Tunis/Tunisia — «Successive governments have borrowed from local banks five times since 2017 to mobilise financial resources » said Minister of Economy, Finance and Investment Support Ali Kooli.
The government already borrowed from Tunisian banks to finance the state budget, since Article 25 of the internal regulations of the Central Bank of Tunisia (BCT) prohibits borrowing from the BCT.
Kooli was responding to questions from MPs at a plenary session held Tuesday to review the bill approving the financing agreement signed between Tunisia and a group of local banks to finance the state budget, on February 18, 2021.
The state will repay the loans worth 15.5 billion dinars borrowed by successive governments.
The government in May 2020 secured a €257 million loan, with an interest rate of 2% and a $130 million with an interest rate of 2.275%, over a period of three years, he added.

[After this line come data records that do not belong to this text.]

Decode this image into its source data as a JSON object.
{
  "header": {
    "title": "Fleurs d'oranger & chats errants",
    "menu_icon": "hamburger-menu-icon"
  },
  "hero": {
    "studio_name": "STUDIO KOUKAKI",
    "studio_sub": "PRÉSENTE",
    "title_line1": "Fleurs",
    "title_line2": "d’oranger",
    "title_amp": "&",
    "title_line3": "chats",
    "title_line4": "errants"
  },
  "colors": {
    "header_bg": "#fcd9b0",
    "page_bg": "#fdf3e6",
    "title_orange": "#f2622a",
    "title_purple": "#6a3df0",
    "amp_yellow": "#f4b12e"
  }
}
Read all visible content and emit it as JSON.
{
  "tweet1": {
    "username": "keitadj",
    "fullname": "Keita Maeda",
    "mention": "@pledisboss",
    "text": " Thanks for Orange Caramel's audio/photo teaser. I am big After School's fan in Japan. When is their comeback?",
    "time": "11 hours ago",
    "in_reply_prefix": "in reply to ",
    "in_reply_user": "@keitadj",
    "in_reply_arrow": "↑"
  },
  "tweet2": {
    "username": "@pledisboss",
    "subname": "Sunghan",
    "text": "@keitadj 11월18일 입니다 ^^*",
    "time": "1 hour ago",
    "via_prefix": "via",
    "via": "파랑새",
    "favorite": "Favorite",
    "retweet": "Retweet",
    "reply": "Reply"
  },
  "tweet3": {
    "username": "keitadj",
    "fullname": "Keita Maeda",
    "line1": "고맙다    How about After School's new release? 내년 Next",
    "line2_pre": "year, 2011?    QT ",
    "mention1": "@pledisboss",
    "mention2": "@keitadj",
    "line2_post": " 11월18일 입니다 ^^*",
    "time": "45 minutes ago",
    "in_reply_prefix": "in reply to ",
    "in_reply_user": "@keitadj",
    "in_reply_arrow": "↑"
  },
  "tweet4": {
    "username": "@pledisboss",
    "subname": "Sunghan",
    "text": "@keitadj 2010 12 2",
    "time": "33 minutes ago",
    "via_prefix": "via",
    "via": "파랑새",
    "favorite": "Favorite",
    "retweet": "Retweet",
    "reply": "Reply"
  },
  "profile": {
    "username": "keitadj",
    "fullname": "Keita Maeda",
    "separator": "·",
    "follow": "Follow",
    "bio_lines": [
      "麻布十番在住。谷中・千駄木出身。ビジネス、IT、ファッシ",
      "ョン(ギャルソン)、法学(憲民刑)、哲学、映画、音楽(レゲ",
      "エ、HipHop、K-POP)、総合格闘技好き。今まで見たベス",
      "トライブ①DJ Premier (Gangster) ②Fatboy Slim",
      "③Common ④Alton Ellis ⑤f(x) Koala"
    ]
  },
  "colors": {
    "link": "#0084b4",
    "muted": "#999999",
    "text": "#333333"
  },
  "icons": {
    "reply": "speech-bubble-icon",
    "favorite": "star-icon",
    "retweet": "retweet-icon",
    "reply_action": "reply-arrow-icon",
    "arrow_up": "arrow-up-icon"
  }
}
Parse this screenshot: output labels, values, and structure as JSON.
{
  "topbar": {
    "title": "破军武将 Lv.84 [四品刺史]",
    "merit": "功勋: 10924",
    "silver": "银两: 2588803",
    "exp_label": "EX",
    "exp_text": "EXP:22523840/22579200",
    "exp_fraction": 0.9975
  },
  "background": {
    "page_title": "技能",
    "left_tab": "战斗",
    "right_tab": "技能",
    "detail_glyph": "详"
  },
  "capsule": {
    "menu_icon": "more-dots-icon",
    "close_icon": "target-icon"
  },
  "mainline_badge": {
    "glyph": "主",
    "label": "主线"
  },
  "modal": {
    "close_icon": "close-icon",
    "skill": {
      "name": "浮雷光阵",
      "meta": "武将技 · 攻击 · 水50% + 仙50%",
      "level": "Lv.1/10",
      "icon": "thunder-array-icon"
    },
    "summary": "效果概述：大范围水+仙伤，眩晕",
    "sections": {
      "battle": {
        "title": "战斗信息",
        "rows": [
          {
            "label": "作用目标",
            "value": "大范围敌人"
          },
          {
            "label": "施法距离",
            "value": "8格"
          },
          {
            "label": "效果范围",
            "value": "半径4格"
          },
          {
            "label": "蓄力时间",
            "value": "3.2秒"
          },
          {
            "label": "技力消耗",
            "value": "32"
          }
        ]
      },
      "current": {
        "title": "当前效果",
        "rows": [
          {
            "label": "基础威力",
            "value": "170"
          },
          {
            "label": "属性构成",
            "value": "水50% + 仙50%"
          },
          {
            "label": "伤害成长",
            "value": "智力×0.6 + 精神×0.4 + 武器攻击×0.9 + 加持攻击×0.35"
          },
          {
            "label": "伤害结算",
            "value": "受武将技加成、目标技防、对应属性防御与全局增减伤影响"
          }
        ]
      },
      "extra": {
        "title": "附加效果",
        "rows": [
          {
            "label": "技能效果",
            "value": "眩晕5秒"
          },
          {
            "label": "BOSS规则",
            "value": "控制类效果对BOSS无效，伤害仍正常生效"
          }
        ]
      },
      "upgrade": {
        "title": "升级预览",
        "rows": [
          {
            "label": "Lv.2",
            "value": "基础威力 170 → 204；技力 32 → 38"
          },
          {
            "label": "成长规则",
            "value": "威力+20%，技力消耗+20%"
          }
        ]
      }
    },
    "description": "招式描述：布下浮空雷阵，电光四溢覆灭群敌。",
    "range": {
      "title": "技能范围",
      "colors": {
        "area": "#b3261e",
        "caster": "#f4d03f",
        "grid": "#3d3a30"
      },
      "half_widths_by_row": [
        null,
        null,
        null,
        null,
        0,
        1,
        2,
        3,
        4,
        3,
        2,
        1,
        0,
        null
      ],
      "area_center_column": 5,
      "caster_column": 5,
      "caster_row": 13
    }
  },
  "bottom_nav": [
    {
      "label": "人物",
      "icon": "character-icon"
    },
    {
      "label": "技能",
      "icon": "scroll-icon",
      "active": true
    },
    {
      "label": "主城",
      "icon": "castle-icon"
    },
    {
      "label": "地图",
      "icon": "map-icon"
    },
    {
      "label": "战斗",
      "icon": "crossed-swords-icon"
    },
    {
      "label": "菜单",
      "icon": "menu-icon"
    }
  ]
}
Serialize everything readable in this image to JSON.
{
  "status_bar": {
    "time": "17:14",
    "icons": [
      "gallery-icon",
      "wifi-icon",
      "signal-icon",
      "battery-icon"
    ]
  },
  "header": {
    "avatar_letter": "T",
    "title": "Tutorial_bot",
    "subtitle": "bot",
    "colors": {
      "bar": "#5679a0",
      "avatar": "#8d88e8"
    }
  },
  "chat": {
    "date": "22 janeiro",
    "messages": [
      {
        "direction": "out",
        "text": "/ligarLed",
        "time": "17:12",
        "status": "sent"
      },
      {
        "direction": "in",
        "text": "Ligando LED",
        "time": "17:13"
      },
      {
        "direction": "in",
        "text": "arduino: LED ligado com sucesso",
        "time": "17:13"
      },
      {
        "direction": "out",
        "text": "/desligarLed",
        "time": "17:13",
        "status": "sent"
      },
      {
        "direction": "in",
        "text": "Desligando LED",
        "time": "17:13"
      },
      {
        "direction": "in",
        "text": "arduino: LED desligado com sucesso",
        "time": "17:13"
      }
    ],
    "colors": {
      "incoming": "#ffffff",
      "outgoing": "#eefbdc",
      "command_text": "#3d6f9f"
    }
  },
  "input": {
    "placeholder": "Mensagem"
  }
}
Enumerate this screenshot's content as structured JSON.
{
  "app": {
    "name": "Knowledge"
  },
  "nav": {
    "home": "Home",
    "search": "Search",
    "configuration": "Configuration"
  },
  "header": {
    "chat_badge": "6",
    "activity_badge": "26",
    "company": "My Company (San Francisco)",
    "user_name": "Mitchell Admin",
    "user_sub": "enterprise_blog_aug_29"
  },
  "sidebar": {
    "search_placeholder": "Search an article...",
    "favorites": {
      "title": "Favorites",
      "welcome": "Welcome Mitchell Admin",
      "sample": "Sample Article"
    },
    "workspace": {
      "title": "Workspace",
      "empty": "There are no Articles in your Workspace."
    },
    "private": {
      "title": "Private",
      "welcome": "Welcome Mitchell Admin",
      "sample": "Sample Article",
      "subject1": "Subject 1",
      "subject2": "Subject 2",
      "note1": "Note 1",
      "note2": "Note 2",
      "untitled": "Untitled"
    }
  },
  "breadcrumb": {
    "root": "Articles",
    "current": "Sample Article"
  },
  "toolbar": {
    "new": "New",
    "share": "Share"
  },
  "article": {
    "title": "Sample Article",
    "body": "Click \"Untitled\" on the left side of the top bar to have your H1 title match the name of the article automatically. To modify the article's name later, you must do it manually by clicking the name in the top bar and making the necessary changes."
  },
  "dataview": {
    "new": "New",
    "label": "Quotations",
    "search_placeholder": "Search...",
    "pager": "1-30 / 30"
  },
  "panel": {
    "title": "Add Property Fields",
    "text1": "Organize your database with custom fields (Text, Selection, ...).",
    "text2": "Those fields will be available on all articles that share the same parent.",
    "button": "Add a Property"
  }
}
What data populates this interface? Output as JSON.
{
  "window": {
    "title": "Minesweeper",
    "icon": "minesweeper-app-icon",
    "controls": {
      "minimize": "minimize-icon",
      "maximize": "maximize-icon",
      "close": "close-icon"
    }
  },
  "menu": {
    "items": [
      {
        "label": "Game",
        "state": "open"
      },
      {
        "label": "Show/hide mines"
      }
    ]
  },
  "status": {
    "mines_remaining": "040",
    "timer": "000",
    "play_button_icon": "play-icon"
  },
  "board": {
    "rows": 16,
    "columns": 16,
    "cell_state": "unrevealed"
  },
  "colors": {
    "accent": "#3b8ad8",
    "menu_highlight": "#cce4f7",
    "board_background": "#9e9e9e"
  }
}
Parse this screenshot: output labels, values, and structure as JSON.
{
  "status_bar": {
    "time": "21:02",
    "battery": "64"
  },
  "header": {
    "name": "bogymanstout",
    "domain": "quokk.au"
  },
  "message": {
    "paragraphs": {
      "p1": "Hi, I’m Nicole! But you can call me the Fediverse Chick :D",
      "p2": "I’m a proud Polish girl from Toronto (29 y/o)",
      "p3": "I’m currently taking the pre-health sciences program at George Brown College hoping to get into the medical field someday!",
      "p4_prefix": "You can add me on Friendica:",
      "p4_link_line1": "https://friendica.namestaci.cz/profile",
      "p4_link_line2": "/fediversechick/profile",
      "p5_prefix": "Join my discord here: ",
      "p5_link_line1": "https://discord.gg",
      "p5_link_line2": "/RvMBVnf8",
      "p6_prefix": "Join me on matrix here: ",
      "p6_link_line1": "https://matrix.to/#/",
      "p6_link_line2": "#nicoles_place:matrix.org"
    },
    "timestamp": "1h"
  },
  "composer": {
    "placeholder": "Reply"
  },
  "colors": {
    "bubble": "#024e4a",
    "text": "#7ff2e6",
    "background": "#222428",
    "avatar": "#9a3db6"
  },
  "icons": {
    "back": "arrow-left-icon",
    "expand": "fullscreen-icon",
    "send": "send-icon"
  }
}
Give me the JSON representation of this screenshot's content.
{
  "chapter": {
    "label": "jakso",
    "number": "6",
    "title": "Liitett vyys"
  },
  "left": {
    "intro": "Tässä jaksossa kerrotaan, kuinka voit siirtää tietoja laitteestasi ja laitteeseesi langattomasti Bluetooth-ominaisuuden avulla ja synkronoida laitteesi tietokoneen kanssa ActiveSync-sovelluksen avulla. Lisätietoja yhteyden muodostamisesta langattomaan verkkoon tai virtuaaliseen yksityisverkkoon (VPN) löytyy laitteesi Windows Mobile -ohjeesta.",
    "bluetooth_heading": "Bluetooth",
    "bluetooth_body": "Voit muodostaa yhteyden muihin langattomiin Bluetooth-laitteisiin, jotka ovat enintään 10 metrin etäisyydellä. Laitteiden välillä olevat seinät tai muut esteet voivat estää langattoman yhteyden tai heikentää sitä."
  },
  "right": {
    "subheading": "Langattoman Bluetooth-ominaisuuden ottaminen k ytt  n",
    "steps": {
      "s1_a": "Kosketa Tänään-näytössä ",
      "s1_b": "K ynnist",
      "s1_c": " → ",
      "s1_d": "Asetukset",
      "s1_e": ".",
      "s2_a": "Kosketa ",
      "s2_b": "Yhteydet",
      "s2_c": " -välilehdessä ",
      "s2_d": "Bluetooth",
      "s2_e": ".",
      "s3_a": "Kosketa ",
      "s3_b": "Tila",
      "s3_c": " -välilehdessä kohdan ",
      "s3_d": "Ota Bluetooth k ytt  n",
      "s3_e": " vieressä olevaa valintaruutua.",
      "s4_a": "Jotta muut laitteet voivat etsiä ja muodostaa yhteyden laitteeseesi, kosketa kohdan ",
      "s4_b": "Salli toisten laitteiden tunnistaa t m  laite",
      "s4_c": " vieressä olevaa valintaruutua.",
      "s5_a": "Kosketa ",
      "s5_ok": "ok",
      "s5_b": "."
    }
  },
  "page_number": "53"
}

That bill concerns a €259-million loan secured with an interest rate of 2%, and $150 million with an interest rate of 2.75% over a repayment period of 5 years.
The government expects a state budget deficit of around 7.094 billion dinars, or 7% of GDP in 2021. State expenditure under this budget is estimated at 40.203 billion dinars, compared to revenues of 33.109 billion dinars.
The government aims at the time of this difficult economic and social crisis to mobilise domestic loan resources of 5.580 billion dinars, from 18 billion dinars in loans needed to finance the state budget of 2021.
Loans from Tunisian banks stirred controversy among a number of economic experts who considered this state of affairs "not in the interest of the national economy," especially since this financing is not directed towards economic sectors.